Judith Butler
The Odyssey
Homer, Robert Fagles, Bernard Knox
Shadow Cay
Leona Bodie
The Lord of the Rings
J.R.R. Tolkien
A Wizard of Mars
Diane Duane
Dante Alighieri, Anthony Esolen
Beautiful Creatures (Caster Chronicles, #1)
Kami Garcia, Margaret Stohl
The Myth of Sisyphus and Other Essays - Albert Camus A very difficult book to read it never the less was interesting in some aspects. The style of writing is very fluid and I find myself enjoying the way the author integrated both questions and his own thoughts in a way that has me thinking a great deal. This is one of the few books which does not have me not wanting to finish due to it being written in second person. Instead the work is in a way speaking with me on the subject and yet not lecturing either. It is rather strange, and yet it does bring a great deal of thinking, the way that Camus has statements throughout the book that are ended by question marks. It is almost as though he is questioning both himself and the reader. The same is true for the times that he ends his questions with periods as though he does not want an answer but merely wishes to have the question stated.
The distinction being made between logic and emotions is one that is familiar to me, by way of Star Trek. The distinction is constant throughout the Original Series as Dr. McCoy and Mr. Spock and their continuous spats about the virtues of logic as opposed to emotions.
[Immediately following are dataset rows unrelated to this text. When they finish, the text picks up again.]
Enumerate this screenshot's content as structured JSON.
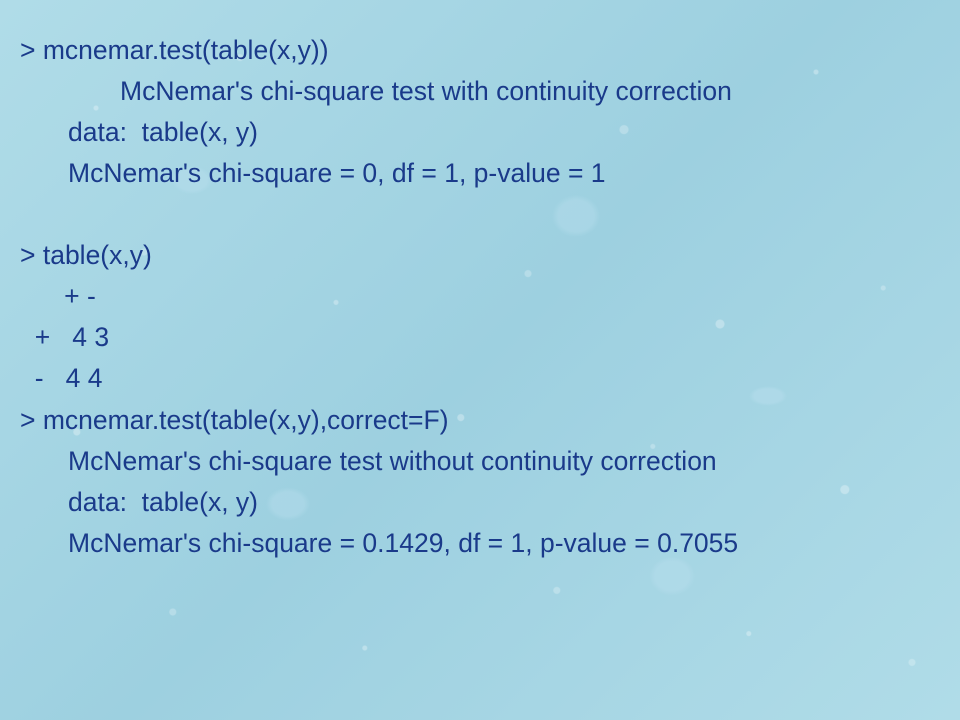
{
  "lines": {
    "l1": "> mcnemar.test(table(x,y))",
    "l2": "McNemar's chi-square test with continuity correction",
    "l3": "data:  table(x, y)",
    "l4": "McNemar's chi-square = 0, df = 1, p-value = 1",
    "l5": "> table(x,y)",
    "l6": "      + -",
    "l7": "  +   4 3",
    "l8": "  -   4 4",
    "l9": "> mcnemar.test(table(x,y),correct=F)",
    "l10": "McNemar's chi-square test without continuity correction",
    "l11": "data:  table(x, y)",
    "l12": "McNemar's chi-square = 0.1429, df = 1, p-value = 0.7055"
  }
}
Much of what Camus speaks of is immediately applicable to real life and as such allows me to understand to a greater extent that which he desires to communicate to his readers. Furthermore the shifts of topic flow so smoothly that at times I am hardly aware of the change.